__Work instruction__
An exact copy of the entries is needed, with every picture left out.

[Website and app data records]
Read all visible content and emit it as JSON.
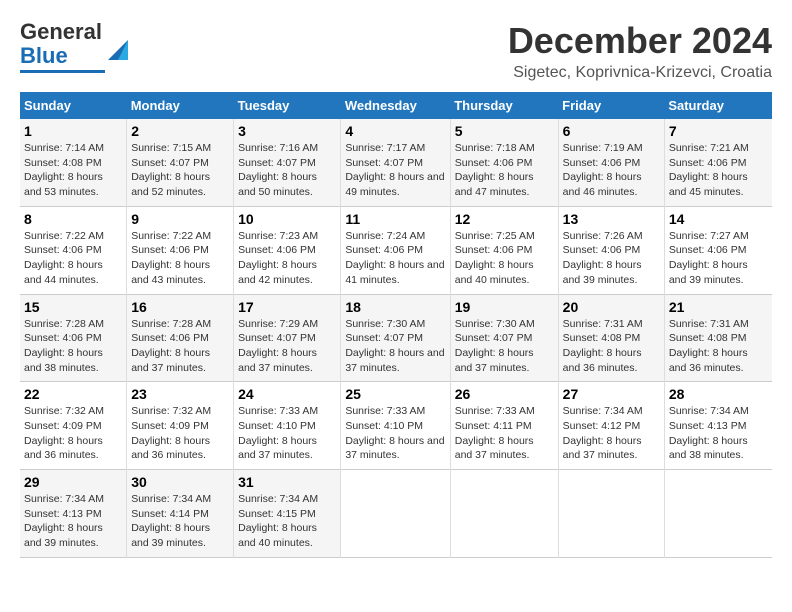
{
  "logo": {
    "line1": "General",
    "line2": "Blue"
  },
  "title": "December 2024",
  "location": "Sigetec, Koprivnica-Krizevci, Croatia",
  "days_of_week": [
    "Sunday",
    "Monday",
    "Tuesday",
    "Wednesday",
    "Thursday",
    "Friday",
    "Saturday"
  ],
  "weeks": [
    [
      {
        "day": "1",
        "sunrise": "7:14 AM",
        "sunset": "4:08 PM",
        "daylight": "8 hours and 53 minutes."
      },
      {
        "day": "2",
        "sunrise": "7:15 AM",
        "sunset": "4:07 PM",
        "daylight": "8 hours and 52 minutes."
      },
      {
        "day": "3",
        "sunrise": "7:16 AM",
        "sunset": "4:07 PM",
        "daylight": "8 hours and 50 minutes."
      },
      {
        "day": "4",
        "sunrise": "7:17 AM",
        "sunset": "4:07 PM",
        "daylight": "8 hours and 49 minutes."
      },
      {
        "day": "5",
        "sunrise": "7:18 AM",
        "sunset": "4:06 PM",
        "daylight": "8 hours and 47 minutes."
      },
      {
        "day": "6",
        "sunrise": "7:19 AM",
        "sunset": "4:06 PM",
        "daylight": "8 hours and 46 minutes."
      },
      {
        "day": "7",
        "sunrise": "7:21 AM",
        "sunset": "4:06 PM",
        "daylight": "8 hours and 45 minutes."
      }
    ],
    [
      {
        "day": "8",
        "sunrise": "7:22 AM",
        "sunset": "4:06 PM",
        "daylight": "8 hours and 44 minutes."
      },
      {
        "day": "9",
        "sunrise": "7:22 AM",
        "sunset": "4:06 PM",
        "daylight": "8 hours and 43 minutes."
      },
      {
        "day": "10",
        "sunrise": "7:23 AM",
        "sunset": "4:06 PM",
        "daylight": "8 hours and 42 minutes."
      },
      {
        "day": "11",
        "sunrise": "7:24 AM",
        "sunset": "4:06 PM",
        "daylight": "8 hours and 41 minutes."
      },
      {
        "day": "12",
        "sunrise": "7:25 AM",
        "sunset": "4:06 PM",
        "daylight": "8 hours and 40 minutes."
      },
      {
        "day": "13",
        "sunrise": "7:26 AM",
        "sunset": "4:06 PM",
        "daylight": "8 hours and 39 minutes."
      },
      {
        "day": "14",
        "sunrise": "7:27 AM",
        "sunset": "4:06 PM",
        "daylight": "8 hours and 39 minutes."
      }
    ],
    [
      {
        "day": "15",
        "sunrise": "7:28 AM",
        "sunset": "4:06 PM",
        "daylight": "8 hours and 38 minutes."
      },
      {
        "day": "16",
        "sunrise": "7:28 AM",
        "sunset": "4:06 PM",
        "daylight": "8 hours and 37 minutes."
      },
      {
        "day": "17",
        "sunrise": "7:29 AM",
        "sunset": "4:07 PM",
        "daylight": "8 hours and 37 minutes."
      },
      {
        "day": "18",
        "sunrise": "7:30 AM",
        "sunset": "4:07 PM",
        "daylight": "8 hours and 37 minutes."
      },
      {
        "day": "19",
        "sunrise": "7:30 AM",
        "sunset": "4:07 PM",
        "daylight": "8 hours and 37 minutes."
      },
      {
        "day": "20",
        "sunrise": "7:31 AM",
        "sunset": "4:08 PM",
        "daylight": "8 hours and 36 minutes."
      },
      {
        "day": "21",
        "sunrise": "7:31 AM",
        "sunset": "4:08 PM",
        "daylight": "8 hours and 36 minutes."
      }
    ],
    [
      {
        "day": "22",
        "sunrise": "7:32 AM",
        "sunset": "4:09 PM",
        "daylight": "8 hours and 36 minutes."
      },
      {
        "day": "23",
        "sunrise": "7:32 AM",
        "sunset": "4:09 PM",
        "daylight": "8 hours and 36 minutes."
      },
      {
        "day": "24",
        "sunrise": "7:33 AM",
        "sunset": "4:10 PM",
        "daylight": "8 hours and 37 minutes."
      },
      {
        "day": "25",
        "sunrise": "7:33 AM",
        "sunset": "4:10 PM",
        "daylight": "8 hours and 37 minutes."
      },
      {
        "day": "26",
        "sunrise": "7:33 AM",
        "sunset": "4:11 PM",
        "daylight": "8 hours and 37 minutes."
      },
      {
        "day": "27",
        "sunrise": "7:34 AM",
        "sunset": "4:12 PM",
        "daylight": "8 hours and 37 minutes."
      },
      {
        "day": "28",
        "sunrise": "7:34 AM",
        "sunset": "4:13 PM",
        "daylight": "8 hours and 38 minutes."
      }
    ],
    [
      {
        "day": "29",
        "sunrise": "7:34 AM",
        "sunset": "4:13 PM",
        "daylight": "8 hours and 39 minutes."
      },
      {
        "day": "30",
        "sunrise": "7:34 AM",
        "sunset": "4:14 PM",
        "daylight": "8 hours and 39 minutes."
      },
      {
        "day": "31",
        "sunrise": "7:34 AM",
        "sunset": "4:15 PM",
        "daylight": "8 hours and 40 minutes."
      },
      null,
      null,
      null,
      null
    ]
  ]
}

__Written reply__
Read all visible content and emit it as JSON.
{
  "logo": {
    "line1": "General",
    "line2": "Blue"
  },
  "title": "December 2024",
  "location": "Sigetec, Koprivnica-Krizevci, Croatia",
  "days_of_week": [
    "Sunday",
    "Monday",
    "Tuesday",
    "Wednesday",
    "Thursday",
    "Friday",
    "Saturday"
  ],
  "weeks": [
    [
      {
        "day": "1",
        "sunrise": "7:14 AM",
        "sunset": "4:08 PM",
        "daylight": "8 hours and 53 minutes."
      },
      {
        "day": "2",
        "sunrise": "7:15 AM",
        "sunset": "4:07 PM",
        "daylight": "8 hours and 52 minutes."
      },
      {
        "day": "3",
        "sunrise": "7:16 AM",
        "sunset": "4:07 PM",
        "daylight": "8 hours and 50 minutes."
      },
      {
        "day": "4",
        "sunrise": "7:17 AM",
        "sunset": "4:07 PM",
        "daylight": "8 hours and 49 minutes."
      },
      {
        "day": "5",
        "sunrise": "7:18 AM",
        "sunset": "4:06 PM",
        "daylight": "8 hours and 47 minutes."
      },
      {
        "day": "6",
        "sunrise": "7:19 AM",
        "sunset": "4:06 PM",
        "daylight": "8 hours and 46 minutes."
      },
      {
        "day": "7",
        "sunrise": "7:21 AM",
        "sunset": "4:06 PM",
        "daylight": "8 hours and 45 minutes."
      }
    ],
    [
      {
        "day": "8",
        "sunrise": "7:22 AM",
        "sunset": "4:06 PM",
        "daylight": "8 hours and 44 minutes."
      },
      {
        "day": "9",
        "sunrise": "7:22 AM",
        "sunset": "4:06 PM",
        "daylight": "8 hours and 43 minutes."
      },
      {
        "day": "10",
        "sunrise": "7:23 AM",
        "sunset": "4:06 PM",
        "daylight": "8 hours and 42 minutes."
      },
      {
        "day": "11",
        "sunrise": "7:24 AM",
        "sunset": "4:06 PM",
        "daylight": "8 hours and 41 minutes."
      },
      {
        "day": "12",
        "sunrise": "7:25 AM",
        "sunset": "4:06 PM",
        "daylight": "8 hours and 40 minutes."
      },
      {
        "day": "13",
        "sunrise": "7:26 AM",
        "sunset": "4:06 PM",
        "daylight": "8 hours and 39 minutes."
      },
      {
        "day": "14",
        "sunrise": "7:27 AM",
        "sunset": "4:06 PM",
        "daylight": "8 hours and 39 minutes."
      }
    ],
    [
      {
        "day": "15",
        "sunrise": "7:28 AM",
        "sunset": "4:06 PM",
        "daylight": "8 hours and 38 minutes."
      },
      {
        "day": "16",
        "sunrise": "7:28 AM",
        "sunset": "4:06 PM",
        "daylight": "8 hours and 37 minutes."
      },
      {
        "day": "17",
        "sunrise": "7:29 AM",
        "sunset": "4:07 PM",
        "daylight": "8 hours and 37 minutes."
      },
      {
        "day": "18",
        "sunrise": "7:30 AM",
        "sunset": "4:07 PM",
        "daylight": "8 hours and 37 minutes."
      },
      {
        "day": "19",
        "sunrise": "7:30 AM",
        "sunset": "4:07 PM",
        "daylight": "8 hours and 37 minutes."
      },
      {
        "day": "20",
        "sunrise": "7:31 AM",
        "sunset": "4:08 PM",
        "daylight": "8 hours and 36 minutes."
      },
      {
        "day": "21",
        "sunrise": "7:31 AM",
        "sunset": "4:08 PM",
        "daylight": "8 hours and 36 minutes."
      }
    ],
    [
      {
        "day": "22",
        "sunrise": "7:32 AM",
        "sunset": "4:09 PM",
        "daylight": "8 hours and 36 minutes."
      },
      {
        "day": "23",
        "sunrise": "7:32 AM",
        "sunset": "4:09 PM",
        "daylight": "8 hours and 36 minutes."
      },
      {
        "day": "24",
        "sunrise": "7:33 AM",
        "sunset": "4:10 PM",
        "daylight": "8 hours and 37 minutes."
      },
      {
        "day": "25",
        "sunrise": "7:33 AM",
        "sunset": "4:10 PM",
        "daylight": "8 hours and 37 minutes."
      },
      {
        "day": "26",
        "sunrise": "7:33 AM",
        "sunset": "4:11 PM",
        "daylight": "8 hours and 37 minutes."
      },
      {
        "day": "27",
        "sunrise": "7:34 AM",
        "sunset": "4:12 PM",
        "daylight": "8 hours and 37 minutes."
      },
      {
        "day": "28",
        "sunrise": "7:34 AM",
        "sunset": "4:13 PM",
        "daylight": "8 hours and 38 minutes."
      }
    ],
    [
      {
        "day": "29",
        "sunrise": "7:34 AM",
        "sunset": "4:13 PM",
        "daylight": "8 hours and 39 minutes."
      },
      {
        "day": "30",
        "sunrise": "7:34 AM",
        "sunset": "4:14 PM",
        "daylight": "8 hours and 39 minutes."
      },
      {
        "day": "31",
        "sunrise": "7:34 AM",
        "sunset": "4:15 PM",
        "daylight": "8 hours and 40 minutes."
      },
      null,
      null,
      null,
      null
    ]
  ]
}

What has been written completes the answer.